(Entries taken from a collection)
+-------+

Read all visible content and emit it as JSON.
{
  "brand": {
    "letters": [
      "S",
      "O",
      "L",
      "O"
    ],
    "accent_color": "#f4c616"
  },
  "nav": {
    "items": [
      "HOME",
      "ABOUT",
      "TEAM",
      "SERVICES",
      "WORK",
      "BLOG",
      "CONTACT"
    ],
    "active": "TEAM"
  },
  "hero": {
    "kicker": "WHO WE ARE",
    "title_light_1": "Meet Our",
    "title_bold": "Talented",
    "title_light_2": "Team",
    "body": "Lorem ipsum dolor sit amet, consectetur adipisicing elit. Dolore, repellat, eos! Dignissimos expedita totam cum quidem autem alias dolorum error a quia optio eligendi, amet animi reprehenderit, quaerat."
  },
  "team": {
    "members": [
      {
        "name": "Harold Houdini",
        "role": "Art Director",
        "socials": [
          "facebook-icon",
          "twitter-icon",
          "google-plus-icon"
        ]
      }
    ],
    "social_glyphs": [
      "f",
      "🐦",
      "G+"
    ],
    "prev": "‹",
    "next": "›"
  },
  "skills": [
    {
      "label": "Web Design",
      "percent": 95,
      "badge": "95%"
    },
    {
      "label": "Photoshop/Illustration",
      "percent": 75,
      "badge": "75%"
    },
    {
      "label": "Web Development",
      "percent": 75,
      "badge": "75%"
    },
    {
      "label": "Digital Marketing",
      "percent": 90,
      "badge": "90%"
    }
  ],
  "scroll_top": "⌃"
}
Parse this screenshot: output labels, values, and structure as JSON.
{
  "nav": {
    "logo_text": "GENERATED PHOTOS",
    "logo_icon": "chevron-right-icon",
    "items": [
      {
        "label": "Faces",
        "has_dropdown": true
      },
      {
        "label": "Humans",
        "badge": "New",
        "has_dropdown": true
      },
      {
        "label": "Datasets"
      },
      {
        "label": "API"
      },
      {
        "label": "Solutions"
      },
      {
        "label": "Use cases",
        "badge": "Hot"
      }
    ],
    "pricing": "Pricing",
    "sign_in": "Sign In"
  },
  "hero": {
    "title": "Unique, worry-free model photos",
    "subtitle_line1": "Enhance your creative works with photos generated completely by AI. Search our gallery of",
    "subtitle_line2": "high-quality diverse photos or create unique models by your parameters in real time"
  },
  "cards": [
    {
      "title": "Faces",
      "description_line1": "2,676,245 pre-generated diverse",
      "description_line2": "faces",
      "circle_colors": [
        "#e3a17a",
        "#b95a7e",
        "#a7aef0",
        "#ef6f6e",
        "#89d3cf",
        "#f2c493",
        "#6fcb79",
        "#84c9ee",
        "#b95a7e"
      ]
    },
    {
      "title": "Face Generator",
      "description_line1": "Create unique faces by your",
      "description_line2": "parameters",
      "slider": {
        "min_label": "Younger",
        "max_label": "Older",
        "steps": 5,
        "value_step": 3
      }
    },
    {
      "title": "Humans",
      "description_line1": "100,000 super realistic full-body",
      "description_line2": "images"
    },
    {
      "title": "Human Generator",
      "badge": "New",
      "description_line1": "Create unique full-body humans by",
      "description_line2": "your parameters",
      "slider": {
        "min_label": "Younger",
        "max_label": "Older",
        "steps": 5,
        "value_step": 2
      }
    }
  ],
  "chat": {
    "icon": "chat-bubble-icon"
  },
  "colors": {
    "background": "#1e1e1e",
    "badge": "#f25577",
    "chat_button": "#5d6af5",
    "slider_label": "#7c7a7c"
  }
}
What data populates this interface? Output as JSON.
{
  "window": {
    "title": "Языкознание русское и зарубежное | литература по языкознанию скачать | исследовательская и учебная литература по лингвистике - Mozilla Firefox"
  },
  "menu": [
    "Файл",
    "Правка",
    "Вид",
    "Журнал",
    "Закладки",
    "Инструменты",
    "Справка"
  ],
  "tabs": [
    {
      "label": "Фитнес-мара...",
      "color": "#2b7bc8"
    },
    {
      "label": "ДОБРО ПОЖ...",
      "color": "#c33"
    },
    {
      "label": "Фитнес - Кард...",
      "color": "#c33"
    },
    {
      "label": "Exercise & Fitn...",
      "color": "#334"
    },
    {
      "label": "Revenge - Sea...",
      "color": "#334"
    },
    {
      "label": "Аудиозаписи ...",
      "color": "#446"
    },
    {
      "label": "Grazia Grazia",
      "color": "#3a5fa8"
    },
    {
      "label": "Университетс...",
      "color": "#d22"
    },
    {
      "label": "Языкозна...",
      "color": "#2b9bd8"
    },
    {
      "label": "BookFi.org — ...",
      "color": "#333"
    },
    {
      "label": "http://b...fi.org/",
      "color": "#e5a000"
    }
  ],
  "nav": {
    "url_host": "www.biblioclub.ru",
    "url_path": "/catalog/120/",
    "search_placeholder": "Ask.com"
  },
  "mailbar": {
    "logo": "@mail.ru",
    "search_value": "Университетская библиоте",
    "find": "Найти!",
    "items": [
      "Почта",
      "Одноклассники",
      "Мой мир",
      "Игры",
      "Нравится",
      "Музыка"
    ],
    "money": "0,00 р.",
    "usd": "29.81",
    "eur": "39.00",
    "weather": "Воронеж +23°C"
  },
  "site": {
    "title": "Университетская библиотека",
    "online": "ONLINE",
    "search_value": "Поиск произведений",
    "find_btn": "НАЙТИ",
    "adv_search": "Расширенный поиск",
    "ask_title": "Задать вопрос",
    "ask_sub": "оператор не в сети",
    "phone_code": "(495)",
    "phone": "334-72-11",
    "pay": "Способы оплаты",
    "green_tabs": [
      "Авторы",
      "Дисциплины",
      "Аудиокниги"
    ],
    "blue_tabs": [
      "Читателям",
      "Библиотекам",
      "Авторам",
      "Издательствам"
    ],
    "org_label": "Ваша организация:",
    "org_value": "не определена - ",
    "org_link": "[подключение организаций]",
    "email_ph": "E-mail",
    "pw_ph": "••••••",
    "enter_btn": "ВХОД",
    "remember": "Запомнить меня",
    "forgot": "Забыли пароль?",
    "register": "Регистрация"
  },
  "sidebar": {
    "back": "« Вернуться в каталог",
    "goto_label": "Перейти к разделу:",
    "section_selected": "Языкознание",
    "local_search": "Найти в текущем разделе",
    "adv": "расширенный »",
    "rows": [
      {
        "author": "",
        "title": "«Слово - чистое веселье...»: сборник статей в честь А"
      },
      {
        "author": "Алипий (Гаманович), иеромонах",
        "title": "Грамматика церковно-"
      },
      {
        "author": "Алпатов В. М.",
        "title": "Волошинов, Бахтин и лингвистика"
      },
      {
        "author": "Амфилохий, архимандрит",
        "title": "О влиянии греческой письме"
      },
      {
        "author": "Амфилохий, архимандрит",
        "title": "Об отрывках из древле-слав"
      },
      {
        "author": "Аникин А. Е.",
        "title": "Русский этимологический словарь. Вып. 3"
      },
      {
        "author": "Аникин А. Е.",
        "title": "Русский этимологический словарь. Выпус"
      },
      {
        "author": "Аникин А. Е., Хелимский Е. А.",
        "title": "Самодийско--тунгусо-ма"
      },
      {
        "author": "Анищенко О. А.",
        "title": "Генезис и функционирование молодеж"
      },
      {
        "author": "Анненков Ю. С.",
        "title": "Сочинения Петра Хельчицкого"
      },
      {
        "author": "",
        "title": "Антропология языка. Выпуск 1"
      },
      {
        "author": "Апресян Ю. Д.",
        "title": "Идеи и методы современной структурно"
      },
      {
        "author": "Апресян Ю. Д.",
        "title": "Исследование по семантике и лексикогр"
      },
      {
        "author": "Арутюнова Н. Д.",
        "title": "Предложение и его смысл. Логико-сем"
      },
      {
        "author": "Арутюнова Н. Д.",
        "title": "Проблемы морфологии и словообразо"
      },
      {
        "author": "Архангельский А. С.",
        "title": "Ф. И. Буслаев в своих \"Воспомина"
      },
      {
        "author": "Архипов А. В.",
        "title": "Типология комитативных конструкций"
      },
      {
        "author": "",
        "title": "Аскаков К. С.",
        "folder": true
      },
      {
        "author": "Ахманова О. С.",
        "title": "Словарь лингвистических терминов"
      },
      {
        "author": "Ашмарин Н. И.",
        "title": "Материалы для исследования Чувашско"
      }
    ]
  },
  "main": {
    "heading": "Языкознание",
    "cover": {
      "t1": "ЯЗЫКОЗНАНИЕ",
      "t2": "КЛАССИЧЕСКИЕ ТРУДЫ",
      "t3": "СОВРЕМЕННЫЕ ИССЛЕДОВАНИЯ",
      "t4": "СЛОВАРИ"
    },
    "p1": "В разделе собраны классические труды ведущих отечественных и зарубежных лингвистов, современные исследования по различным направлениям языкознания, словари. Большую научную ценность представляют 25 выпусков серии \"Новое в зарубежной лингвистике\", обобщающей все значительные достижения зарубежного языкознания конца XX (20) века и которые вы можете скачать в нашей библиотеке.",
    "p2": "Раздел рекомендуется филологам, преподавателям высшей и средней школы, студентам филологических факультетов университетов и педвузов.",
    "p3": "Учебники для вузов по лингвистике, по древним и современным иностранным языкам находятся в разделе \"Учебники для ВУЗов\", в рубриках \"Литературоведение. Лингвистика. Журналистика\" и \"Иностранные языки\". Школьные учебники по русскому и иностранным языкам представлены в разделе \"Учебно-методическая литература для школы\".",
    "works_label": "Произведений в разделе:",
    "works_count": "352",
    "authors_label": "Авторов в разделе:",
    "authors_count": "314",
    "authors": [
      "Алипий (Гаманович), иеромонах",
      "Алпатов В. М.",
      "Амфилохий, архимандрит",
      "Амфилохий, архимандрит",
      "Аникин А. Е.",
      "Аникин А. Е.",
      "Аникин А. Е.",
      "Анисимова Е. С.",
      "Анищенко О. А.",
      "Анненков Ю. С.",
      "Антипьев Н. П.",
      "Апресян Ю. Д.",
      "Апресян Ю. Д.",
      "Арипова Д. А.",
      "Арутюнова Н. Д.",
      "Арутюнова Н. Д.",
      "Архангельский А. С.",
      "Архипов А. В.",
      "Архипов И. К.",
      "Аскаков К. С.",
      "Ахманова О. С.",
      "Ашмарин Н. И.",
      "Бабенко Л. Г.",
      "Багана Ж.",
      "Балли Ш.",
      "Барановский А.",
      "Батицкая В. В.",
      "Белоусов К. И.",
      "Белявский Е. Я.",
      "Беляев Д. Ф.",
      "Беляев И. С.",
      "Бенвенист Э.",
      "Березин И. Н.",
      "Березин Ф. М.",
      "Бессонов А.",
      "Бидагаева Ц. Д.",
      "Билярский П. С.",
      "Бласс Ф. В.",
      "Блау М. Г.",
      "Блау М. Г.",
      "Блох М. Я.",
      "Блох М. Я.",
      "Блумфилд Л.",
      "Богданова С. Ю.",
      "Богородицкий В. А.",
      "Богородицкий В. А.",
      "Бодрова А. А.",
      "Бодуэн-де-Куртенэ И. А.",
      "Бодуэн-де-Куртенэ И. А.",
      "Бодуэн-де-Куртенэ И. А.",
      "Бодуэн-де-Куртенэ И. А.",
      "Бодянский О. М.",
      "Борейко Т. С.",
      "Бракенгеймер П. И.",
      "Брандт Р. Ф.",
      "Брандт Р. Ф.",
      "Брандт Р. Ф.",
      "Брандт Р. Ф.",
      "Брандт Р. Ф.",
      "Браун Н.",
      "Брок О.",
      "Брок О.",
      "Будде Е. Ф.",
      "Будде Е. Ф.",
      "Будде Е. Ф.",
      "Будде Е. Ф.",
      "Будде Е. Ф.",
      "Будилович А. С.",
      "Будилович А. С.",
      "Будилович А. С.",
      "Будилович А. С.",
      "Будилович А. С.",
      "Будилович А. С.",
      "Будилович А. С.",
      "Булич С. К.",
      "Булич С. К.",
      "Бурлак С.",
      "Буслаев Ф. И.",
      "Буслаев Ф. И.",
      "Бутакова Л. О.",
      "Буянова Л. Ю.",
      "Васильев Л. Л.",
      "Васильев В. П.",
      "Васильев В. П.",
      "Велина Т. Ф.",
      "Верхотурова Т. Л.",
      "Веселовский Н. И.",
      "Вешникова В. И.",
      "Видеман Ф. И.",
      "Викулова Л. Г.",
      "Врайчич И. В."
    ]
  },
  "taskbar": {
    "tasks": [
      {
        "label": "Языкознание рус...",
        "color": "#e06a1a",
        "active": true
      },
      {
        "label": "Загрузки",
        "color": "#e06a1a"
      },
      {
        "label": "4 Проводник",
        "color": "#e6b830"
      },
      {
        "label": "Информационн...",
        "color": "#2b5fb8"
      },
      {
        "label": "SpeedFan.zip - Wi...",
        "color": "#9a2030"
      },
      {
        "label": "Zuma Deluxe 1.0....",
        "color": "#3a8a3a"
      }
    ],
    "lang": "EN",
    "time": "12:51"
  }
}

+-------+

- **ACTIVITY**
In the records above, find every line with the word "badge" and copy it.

- **WORKED SOLUTION**
      "badge": "95%"
      "badge": "75%"
      "badge": "75%"
      "badge": "90%"
        "badge": "New",
        "badge": "Hot"
      "badge": "New",
    "badge": "#f25577",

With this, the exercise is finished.